** Opening Dataset records block **
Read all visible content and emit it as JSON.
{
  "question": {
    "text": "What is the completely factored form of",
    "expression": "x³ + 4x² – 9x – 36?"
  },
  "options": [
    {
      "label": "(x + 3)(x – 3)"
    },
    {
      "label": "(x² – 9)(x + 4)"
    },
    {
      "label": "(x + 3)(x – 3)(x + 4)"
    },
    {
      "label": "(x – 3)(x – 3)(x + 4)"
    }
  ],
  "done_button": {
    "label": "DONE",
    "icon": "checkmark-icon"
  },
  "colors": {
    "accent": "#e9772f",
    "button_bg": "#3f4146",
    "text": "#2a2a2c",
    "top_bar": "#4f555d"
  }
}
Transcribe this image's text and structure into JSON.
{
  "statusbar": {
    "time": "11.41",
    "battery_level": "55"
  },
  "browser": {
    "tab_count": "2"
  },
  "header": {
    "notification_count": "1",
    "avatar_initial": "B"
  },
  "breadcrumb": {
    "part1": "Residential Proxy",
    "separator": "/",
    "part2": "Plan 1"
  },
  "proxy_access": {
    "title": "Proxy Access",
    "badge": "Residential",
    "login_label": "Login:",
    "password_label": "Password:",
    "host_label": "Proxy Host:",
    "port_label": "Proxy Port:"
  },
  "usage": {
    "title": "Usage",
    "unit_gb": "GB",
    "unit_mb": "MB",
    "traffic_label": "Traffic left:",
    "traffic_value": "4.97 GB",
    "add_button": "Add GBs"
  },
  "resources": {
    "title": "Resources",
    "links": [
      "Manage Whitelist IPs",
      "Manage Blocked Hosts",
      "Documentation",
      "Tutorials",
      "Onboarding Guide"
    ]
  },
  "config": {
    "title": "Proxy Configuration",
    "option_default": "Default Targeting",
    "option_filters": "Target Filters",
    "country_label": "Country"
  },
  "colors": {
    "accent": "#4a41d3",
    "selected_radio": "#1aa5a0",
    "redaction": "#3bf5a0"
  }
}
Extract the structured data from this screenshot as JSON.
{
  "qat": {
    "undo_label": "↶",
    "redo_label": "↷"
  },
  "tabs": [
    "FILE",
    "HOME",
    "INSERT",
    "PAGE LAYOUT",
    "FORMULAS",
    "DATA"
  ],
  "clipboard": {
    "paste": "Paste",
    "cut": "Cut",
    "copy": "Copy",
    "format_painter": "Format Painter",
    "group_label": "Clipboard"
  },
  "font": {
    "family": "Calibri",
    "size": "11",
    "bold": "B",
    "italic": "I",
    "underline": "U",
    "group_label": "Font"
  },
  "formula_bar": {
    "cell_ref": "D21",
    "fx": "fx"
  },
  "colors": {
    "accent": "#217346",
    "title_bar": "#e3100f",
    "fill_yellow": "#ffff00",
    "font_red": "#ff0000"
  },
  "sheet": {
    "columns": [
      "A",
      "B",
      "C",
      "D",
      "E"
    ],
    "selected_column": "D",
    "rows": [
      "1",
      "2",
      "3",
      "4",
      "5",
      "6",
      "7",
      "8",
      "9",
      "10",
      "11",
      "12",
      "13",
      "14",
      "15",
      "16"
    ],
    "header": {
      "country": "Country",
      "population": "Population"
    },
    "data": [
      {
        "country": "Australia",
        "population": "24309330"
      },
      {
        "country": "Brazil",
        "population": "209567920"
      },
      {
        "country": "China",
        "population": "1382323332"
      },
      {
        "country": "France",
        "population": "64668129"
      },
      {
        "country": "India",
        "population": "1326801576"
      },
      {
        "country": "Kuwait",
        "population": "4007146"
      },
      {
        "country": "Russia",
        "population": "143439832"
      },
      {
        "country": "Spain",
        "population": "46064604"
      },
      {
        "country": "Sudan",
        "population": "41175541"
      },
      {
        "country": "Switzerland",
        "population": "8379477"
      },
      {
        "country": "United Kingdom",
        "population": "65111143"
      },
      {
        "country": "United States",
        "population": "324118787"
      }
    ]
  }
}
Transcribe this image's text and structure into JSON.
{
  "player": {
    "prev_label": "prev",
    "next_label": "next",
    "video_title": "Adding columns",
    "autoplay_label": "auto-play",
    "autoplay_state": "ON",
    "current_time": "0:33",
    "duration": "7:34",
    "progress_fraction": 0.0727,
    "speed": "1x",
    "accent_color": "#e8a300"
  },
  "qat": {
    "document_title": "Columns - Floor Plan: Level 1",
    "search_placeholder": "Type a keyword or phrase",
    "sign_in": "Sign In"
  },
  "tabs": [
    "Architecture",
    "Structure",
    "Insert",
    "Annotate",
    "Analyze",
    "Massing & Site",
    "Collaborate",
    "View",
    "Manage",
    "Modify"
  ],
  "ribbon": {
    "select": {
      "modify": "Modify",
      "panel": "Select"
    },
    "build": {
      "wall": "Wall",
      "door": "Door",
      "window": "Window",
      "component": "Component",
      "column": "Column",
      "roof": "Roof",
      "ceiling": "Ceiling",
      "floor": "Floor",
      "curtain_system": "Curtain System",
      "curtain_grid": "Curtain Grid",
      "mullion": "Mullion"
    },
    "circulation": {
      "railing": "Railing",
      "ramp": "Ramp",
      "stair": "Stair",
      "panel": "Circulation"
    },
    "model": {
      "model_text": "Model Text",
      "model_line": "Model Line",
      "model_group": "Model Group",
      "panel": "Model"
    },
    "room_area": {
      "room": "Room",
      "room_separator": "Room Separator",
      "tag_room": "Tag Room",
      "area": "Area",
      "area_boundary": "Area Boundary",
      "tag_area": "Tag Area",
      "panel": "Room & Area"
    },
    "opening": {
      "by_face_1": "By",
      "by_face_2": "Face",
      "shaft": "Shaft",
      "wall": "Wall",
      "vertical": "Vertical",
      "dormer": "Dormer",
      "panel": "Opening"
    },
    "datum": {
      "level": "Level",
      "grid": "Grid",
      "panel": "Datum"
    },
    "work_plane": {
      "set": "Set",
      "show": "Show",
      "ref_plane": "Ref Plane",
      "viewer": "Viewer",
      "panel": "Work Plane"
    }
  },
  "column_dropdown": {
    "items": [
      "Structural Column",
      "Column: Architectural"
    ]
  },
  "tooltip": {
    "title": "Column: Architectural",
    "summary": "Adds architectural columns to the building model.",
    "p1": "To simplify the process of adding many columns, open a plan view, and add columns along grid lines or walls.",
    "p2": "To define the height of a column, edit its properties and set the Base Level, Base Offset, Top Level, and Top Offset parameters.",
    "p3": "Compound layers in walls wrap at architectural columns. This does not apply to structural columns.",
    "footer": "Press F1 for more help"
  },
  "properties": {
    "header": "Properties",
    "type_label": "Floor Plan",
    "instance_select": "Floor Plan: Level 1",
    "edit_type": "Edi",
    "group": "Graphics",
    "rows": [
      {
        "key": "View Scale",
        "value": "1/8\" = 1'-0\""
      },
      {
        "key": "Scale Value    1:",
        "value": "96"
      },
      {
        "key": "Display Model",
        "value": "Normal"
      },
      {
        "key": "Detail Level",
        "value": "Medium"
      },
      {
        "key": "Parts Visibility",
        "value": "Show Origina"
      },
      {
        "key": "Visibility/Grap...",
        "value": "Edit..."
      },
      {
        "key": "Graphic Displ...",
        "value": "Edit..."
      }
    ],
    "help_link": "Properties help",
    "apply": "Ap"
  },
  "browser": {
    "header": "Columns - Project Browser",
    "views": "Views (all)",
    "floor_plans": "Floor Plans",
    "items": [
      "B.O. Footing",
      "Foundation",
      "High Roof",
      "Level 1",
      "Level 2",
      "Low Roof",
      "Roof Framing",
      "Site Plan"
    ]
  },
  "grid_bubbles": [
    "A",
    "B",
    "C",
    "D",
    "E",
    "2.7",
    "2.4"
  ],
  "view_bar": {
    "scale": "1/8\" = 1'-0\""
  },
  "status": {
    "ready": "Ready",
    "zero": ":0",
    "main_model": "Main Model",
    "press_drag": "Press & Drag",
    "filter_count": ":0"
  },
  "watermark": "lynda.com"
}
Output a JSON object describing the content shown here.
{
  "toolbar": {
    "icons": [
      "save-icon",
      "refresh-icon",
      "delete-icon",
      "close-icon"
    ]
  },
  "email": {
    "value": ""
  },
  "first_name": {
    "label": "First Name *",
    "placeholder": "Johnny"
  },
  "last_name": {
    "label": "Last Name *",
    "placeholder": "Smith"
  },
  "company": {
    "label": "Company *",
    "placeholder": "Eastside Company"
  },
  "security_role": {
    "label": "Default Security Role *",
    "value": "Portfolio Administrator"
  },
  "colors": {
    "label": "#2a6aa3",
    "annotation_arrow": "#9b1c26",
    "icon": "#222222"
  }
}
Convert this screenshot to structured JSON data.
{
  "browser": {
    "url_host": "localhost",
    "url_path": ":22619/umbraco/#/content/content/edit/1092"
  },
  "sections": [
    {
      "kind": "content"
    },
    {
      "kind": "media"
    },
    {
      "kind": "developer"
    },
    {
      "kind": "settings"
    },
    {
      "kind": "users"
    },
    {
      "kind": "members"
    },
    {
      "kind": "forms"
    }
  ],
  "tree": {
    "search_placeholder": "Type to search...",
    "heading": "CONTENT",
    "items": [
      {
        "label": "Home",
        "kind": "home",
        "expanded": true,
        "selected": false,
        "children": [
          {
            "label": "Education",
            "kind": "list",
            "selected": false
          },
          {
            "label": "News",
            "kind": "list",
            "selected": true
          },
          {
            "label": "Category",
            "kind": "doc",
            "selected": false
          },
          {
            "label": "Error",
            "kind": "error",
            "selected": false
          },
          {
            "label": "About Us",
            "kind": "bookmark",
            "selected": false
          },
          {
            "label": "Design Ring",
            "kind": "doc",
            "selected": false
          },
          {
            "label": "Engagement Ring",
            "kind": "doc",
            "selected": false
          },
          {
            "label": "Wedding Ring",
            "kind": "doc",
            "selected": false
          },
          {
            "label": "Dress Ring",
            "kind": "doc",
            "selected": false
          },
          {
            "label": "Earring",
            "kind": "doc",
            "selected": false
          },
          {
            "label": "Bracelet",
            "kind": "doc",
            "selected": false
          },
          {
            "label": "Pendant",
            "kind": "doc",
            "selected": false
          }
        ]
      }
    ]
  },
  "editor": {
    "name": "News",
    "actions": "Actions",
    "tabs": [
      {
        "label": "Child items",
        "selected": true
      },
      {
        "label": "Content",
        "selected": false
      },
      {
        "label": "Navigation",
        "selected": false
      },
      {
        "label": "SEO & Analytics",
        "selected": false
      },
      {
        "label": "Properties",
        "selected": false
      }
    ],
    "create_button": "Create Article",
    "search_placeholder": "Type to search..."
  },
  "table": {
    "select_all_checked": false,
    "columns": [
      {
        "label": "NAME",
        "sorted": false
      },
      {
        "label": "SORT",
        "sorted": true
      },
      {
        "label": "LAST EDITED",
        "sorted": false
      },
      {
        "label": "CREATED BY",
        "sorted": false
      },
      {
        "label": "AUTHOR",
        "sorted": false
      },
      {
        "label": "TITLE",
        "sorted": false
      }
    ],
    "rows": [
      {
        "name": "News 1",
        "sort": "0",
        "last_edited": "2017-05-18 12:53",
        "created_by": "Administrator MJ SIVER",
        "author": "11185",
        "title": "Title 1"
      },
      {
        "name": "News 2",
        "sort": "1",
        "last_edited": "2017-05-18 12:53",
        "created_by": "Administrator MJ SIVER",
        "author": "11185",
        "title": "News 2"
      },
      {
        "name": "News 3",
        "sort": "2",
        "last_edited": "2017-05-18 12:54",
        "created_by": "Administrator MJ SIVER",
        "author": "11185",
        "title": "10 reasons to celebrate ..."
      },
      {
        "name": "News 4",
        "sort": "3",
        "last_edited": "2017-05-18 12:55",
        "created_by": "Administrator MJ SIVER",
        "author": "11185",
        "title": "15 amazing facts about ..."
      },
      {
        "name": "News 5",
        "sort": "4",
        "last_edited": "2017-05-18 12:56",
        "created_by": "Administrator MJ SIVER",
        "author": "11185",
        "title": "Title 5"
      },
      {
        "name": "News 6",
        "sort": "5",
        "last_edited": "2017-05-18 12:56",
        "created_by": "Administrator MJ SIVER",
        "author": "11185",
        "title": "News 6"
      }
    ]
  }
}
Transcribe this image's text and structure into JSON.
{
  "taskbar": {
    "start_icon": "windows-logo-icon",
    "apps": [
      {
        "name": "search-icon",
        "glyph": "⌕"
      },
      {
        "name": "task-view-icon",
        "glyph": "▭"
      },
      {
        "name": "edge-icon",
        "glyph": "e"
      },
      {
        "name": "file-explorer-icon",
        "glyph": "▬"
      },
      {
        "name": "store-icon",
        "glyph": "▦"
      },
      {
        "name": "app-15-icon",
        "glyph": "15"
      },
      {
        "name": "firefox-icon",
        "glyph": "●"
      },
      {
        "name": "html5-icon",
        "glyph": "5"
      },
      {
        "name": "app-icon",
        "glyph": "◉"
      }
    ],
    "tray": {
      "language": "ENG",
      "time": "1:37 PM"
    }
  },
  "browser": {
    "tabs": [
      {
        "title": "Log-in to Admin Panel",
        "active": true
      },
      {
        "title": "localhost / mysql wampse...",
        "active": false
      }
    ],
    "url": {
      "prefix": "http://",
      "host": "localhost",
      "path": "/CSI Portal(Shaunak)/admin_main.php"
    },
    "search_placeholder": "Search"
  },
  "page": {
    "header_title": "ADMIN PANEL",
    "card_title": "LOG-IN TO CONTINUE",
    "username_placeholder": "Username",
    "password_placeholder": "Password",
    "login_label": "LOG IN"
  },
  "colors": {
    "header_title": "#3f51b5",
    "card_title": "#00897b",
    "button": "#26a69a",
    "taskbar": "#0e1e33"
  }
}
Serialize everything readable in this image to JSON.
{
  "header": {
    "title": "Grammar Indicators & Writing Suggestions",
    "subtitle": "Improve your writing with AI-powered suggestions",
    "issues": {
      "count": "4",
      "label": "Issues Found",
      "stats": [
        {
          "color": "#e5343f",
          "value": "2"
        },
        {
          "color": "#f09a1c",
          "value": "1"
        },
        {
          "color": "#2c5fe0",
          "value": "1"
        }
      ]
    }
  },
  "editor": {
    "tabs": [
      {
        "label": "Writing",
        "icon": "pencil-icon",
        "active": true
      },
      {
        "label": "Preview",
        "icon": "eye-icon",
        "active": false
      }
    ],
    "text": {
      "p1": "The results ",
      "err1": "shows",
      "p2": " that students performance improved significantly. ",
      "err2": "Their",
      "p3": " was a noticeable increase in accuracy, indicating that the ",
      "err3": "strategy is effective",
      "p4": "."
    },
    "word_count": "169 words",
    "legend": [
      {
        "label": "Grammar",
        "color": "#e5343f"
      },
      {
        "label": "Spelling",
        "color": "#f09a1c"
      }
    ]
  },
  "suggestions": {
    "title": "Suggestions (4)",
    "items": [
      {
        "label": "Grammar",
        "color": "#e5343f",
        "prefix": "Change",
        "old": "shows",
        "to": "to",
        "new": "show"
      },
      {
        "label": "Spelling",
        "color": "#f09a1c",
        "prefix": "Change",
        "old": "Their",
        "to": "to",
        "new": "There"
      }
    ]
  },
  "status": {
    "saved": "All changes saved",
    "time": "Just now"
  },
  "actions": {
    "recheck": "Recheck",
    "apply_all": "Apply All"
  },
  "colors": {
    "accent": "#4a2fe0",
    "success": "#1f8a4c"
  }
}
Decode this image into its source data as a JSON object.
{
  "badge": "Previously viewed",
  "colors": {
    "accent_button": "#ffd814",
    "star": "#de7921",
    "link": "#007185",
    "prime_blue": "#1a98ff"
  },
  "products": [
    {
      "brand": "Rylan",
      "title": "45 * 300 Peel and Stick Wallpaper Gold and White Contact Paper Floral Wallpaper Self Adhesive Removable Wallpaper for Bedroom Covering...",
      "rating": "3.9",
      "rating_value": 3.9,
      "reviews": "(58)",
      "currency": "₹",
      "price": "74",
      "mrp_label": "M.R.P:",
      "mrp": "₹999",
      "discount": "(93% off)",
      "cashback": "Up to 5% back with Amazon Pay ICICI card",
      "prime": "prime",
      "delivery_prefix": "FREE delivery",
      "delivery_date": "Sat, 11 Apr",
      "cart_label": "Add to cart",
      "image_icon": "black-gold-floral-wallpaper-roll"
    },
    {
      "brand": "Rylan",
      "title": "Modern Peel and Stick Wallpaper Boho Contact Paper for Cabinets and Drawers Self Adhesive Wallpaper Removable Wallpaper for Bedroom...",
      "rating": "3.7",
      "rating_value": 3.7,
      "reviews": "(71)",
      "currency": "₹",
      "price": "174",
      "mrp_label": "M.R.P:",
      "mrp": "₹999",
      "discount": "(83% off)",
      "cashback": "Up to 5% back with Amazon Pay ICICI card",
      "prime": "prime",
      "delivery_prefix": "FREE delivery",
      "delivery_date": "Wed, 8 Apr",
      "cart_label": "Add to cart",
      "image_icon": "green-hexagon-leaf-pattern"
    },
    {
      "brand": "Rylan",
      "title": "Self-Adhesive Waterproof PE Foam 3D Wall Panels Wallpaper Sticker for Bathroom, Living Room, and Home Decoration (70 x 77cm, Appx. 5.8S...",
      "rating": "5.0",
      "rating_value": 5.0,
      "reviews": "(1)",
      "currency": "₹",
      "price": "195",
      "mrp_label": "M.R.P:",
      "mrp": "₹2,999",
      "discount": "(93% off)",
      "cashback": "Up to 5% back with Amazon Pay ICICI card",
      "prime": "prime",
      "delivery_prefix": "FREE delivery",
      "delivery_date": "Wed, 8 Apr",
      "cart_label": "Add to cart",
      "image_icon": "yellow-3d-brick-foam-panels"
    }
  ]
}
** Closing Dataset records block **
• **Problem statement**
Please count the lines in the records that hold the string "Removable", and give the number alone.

• **Task output**
2